Task objective
Each line of the data that mentions the string "value" needs to be identified and copied.

Items from an interface collection:
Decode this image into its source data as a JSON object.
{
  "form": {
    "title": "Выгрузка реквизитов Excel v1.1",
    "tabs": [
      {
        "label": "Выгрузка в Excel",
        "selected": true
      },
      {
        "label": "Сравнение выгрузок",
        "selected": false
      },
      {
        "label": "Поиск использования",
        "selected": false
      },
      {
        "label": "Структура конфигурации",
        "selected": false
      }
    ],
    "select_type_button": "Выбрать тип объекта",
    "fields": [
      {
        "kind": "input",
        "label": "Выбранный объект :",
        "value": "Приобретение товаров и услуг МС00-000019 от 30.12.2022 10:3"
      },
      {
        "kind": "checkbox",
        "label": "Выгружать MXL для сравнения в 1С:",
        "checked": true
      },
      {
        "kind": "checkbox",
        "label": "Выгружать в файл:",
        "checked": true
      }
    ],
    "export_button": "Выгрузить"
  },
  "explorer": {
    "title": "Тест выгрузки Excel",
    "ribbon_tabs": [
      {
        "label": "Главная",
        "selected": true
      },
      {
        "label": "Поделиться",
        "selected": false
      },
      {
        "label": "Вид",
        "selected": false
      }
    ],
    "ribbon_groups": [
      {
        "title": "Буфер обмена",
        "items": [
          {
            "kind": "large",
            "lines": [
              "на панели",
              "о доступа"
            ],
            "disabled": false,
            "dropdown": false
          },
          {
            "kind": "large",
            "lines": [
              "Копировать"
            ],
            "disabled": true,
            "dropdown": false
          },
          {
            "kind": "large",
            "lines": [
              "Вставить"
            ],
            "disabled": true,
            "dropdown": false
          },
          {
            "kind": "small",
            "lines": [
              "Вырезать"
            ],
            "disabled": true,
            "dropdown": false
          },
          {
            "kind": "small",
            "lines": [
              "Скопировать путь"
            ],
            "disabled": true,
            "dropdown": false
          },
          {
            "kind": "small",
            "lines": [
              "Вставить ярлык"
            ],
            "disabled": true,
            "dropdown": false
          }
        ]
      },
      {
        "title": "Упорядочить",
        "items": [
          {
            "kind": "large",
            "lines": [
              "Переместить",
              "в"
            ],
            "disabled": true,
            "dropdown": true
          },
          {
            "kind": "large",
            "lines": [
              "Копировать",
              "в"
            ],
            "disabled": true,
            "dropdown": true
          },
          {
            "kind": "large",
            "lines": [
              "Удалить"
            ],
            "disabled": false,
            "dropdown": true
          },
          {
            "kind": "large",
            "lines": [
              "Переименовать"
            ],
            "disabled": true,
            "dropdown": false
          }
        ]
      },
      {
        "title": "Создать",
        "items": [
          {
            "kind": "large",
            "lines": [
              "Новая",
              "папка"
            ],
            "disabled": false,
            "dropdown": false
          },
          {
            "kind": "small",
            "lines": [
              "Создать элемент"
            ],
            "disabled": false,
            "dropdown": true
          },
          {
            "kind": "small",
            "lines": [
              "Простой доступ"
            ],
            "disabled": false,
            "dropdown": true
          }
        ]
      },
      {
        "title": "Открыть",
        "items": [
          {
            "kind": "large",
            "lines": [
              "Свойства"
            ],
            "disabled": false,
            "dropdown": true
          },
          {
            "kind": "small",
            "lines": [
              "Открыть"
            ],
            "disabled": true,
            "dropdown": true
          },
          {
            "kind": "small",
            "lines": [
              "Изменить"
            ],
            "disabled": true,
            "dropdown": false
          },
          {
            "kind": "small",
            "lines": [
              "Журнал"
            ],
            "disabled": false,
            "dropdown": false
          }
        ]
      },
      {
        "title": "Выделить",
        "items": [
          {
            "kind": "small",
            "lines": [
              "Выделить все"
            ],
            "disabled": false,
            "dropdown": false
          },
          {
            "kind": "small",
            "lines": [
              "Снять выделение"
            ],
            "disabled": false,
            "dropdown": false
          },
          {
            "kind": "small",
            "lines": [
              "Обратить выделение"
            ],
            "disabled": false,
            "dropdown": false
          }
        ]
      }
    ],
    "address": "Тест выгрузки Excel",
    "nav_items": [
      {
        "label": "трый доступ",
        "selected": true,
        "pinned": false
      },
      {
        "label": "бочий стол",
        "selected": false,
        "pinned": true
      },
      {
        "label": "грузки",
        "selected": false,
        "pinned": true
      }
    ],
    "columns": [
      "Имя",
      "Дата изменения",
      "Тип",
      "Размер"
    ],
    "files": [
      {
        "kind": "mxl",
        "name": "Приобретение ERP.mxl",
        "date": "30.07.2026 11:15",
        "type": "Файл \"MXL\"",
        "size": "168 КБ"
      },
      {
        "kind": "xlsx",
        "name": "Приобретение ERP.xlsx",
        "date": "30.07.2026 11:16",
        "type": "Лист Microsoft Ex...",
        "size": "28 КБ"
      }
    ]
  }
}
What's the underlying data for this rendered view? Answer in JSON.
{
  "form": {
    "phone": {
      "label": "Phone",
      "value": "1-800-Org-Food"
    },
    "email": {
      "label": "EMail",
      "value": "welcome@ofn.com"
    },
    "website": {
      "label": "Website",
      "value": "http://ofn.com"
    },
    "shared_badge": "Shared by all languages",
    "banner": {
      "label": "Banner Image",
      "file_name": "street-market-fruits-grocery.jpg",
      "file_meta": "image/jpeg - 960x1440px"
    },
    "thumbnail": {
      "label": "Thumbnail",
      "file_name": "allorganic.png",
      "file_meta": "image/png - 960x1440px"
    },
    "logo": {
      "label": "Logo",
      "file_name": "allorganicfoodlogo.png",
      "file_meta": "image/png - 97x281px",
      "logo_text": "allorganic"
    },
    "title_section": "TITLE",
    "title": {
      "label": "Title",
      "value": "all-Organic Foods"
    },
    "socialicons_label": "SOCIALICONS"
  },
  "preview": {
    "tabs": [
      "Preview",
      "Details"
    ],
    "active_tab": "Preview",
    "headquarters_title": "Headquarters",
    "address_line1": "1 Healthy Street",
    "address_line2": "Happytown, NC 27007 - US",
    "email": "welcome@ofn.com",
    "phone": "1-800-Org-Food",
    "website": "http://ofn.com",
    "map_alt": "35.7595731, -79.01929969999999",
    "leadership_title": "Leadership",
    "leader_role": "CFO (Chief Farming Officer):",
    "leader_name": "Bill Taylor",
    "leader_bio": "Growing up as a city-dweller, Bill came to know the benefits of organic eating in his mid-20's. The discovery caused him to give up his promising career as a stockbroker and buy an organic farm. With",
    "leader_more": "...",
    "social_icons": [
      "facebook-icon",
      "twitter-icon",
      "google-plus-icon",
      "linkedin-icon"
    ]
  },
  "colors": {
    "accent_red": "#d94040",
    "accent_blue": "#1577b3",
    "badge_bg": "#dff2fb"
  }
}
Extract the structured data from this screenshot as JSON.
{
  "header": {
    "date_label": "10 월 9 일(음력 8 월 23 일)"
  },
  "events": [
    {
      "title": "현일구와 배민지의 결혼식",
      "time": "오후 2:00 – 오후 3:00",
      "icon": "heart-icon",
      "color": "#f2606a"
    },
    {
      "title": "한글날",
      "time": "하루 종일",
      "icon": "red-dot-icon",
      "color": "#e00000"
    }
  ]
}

Response
        "value": "Приобретение товаров и услуг МС00-000019 от 30.12.2022 10:3"
      "value": "1-800-Org-Food"
      "value": "welcome@ofn.com"
      "value": "http://ofn.com"
      "value": "all-Organic Foods"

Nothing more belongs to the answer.